This week I was having a conversation with folks at Charles Sturt University* in Australia, which has a bunch of wonderful ecologists. This is the middle of the summer break here in Oz**, and classes don’t start back up for at least another month or so. But there wasn’t any problem catching everybody for lunch at work. They were writing grants, or papers, or getting other stuff done. Do you know why they were on campus? Because they were working. They were getting paid to work. Over the summer break.
This might sound normal to you. But for readers outside the US, you might not realize that this is not the status quo in US universities. By default, faculty at US universities are employed for nine months. Or maybe ten months.
Conversations about “undergraduate research” often involve dispelling misconceptions.
Undergraduate research is not one thing.
What is undergraduate research? It is research that involves undergraduates. That’s all, nothing else. If you want it to mean something else, you might have to spell it out.
A couple weeks ago, I emphasized that most PhD advisors are really good.
In a haphazardly conducted poll, one in four people reported their PhD advisor that was not caring or helpful. Crappy advisors may not be the norm, but we still have 1 in 4 too many.
I’ve seen a variety of situations, choices, and outcomes over the years, and would like to share some thoughts with grad students who are experiencing a bad PI. I’m hoping those of you who have gone through nasty experiences might be able share insights as well. I’ve just been a bystander, and there should be many more voices than my own.
When dealing with a bad PI, I think there are two big questions:

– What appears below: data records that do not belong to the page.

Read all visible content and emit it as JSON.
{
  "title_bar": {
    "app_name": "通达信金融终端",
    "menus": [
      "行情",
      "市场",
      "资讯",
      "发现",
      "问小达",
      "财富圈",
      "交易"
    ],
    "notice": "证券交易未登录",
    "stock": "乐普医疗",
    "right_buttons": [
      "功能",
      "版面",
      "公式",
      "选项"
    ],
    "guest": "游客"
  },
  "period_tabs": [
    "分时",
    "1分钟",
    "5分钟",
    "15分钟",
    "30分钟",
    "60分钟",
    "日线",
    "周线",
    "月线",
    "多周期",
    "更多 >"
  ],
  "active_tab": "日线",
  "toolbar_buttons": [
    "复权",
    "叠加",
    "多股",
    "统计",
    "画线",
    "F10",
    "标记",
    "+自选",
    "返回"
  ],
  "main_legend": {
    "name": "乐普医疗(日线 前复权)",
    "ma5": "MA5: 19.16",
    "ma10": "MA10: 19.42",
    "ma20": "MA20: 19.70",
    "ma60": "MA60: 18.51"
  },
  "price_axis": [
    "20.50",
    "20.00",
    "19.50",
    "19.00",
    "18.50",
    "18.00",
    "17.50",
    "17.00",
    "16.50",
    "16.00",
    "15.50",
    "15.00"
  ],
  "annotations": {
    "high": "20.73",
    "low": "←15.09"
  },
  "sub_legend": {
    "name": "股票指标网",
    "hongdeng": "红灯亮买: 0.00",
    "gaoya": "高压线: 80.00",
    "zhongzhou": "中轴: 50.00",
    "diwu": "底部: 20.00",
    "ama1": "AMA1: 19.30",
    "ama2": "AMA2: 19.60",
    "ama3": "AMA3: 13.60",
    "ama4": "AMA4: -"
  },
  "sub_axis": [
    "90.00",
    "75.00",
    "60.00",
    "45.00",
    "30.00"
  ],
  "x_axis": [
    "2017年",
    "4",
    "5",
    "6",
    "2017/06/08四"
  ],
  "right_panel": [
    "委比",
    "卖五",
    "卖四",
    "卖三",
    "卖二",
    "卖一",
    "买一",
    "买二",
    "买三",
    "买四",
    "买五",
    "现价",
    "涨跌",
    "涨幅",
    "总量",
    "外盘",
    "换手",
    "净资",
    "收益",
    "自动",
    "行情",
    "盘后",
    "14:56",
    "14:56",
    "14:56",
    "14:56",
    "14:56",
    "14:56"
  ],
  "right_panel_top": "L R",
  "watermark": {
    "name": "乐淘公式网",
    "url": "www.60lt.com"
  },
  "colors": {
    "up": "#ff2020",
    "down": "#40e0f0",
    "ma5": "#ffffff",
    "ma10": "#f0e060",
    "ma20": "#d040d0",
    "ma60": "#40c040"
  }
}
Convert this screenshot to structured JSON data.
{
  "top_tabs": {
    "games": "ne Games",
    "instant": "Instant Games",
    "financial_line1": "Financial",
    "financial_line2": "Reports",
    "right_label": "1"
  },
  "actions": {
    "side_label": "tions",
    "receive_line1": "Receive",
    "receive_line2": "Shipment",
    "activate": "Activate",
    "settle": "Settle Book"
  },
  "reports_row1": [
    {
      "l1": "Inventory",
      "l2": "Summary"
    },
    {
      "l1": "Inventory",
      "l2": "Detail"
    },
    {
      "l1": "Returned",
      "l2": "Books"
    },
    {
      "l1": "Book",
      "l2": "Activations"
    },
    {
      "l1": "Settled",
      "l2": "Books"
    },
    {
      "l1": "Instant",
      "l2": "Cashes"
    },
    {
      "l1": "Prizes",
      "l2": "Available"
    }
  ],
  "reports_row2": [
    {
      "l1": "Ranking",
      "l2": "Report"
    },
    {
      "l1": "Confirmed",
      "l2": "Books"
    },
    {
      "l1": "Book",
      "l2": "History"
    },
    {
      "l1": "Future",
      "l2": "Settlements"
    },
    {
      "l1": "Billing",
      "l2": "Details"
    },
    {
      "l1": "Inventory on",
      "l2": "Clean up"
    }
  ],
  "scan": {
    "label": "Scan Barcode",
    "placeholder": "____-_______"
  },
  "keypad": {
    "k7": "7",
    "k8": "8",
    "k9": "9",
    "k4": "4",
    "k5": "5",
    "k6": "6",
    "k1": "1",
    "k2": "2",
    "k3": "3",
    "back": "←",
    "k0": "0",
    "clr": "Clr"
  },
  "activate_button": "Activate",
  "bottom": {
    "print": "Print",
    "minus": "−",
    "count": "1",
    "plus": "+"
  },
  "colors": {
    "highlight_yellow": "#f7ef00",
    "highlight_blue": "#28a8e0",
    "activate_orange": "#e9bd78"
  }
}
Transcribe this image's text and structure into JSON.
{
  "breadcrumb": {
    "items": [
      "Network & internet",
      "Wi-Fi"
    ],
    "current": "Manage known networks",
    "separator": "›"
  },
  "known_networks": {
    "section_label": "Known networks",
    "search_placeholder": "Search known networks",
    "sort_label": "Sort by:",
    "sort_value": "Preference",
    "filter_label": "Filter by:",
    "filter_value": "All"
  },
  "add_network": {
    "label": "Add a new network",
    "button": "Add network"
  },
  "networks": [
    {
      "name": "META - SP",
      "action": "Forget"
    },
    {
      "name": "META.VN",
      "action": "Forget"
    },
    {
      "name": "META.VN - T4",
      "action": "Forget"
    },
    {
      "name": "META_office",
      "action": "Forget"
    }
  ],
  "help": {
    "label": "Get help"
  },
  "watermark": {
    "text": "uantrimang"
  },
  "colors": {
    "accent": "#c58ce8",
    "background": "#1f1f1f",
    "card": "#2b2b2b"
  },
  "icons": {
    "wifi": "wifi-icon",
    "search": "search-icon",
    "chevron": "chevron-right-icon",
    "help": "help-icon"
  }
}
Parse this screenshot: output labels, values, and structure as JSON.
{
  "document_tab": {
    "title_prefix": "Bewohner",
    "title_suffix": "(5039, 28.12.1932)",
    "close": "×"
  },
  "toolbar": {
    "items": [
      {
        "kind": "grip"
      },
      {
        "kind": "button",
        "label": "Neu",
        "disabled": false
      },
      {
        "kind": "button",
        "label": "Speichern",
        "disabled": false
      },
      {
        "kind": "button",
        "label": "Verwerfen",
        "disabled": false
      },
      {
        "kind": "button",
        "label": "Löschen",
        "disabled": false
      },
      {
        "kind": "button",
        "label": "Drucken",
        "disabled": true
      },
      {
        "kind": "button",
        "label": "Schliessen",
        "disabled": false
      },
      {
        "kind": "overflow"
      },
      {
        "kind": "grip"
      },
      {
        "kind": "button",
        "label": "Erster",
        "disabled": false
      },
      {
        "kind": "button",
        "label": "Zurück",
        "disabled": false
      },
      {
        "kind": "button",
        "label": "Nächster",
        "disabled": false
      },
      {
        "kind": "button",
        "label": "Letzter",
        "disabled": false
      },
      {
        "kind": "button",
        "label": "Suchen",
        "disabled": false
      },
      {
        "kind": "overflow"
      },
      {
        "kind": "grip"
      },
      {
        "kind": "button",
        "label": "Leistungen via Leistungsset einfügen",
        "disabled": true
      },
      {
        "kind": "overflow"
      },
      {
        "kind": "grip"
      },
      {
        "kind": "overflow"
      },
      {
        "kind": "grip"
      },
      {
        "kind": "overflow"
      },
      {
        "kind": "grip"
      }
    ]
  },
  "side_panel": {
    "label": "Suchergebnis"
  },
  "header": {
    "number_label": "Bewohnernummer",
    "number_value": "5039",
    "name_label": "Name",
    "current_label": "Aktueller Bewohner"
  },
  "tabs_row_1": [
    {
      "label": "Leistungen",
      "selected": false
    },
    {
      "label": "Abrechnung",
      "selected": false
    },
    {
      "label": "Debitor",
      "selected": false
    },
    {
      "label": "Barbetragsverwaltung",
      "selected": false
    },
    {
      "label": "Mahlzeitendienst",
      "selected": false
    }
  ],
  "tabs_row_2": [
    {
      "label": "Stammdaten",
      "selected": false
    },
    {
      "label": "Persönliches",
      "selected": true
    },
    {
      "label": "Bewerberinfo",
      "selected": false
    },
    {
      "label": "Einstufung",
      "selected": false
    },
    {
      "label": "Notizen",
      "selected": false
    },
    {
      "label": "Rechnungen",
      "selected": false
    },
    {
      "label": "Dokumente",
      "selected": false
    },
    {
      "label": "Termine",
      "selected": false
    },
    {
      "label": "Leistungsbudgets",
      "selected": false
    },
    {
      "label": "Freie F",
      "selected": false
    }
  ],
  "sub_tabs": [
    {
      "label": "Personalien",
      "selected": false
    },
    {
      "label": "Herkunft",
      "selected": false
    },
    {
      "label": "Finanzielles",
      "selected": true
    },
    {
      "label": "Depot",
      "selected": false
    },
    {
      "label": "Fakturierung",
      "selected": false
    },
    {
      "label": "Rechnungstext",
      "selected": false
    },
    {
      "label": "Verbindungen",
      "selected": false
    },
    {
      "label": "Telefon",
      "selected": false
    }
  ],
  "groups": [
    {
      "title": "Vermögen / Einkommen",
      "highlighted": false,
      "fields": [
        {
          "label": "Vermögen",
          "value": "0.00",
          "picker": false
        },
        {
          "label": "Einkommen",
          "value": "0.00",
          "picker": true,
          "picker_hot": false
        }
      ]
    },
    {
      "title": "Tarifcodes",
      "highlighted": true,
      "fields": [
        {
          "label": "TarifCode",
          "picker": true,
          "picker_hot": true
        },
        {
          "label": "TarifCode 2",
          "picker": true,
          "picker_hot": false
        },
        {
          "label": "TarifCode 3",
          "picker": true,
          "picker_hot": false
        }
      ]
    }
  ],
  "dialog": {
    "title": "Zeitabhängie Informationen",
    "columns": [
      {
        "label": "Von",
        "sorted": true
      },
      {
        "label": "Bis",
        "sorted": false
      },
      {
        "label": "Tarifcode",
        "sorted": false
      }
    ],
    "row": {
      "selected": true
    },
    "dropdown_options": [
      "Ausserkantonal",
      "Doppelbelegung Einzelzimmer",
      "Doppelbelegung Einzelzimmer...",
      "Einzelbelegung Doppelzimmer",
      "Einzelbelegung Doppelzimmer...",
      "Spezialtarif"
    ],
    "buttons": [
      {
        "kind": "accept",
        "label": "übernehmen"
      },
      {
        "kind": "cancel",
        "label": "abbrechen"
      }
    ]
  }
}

- What can be done to ameliorate the situation?
- When should you bail on your PI and move to a new lab or even a new institution?